What you will do
For the data below, say how many lines contain "name". Only the number should be given.

Data for review
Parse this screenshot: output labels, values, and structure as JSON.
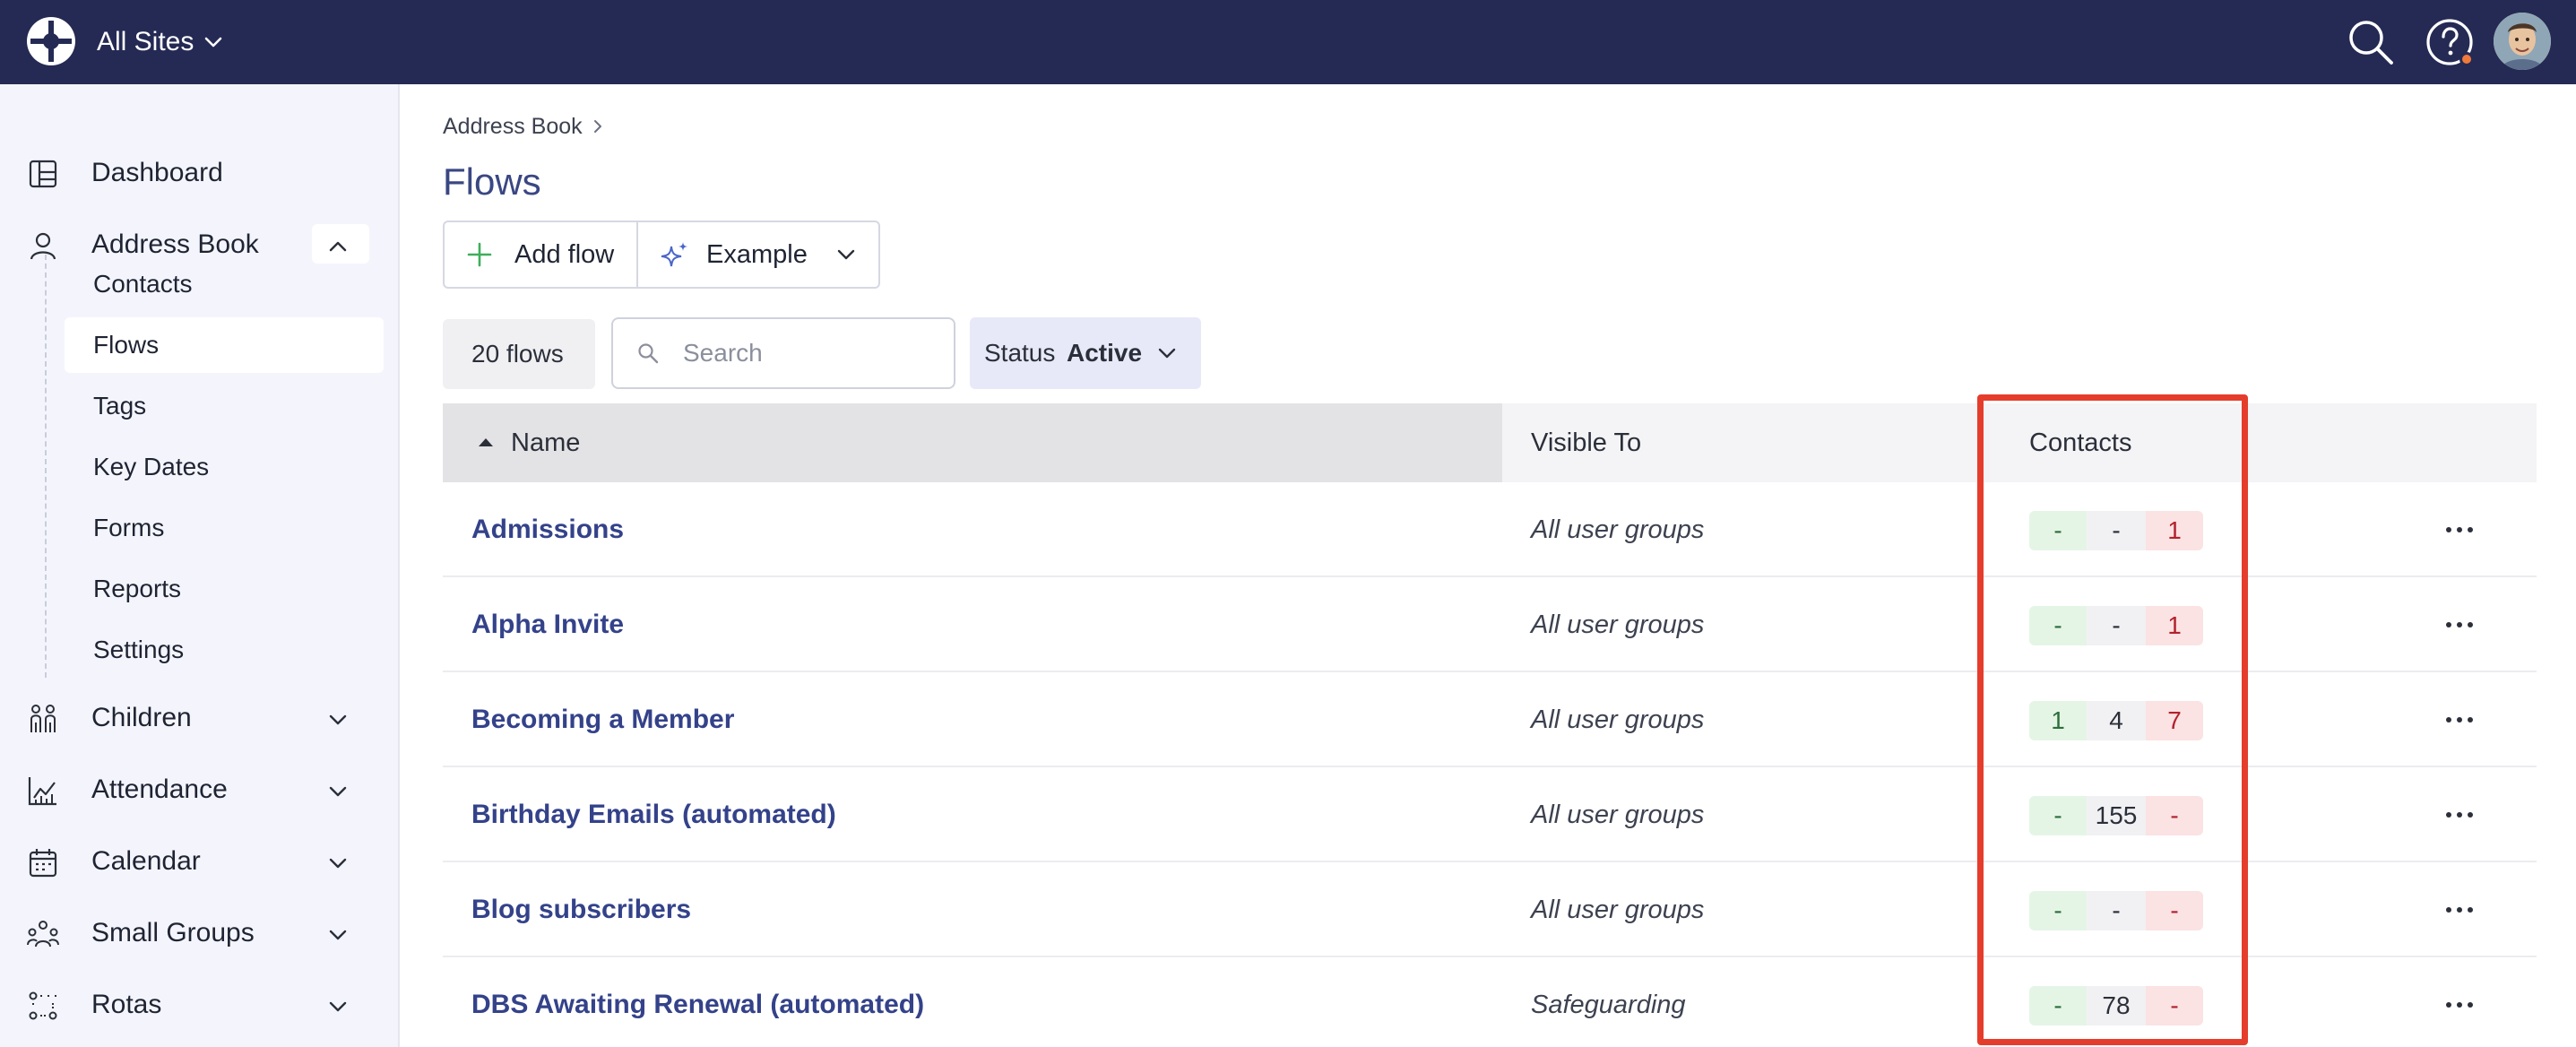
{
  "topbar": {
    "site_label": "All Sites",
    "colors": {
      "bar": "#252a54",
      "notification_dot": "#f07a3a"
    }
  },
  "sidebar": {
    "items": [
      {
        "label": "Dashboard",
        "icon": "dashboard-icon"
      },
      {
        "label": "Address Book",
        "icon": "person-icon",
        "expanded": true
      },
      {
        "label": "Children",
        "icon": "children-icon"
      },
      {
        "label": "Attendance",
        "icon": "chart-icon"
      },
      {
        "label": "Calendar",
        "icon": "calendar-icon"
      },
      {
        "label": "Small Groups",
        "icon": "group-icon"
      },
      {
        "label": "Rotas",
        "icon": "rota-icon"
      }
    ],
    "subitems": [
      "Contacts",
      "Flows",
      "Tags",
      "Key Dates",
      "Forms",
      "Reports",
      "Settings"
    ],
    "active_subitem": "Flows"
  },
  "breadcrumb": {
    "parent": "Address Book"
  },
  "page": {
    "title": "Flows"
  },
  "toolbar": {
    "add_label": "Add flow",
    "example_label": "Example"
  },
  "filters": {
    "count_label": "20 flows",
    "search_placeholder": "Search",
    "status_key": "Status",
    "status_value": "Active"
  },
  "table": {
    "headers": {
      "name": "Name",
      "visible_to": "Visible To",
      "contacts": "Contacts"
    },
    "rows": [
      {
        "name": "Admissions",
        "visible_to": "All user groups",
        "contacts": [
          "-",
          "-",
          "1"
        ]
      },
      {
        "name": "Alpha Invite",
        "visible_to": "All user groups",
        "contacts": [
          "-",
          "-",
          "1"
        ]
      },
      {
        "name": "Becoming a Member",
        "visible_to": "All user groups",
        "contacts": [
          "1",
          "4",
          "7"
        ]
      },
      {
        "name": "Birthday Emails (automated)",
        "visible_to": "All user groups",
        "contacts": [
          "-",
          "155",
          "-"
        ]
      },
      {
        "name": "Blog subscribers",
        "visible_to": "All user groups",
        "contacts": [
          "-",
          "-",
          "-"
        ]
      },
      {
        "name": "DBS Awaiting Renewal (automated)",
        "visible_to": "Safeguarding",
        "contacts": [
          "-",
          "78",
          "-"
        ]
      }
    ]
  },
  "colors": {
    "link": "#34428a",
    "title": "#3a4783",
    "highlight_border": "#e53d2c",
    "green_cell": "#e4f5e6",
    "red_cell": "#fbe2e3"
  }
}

Answer box
7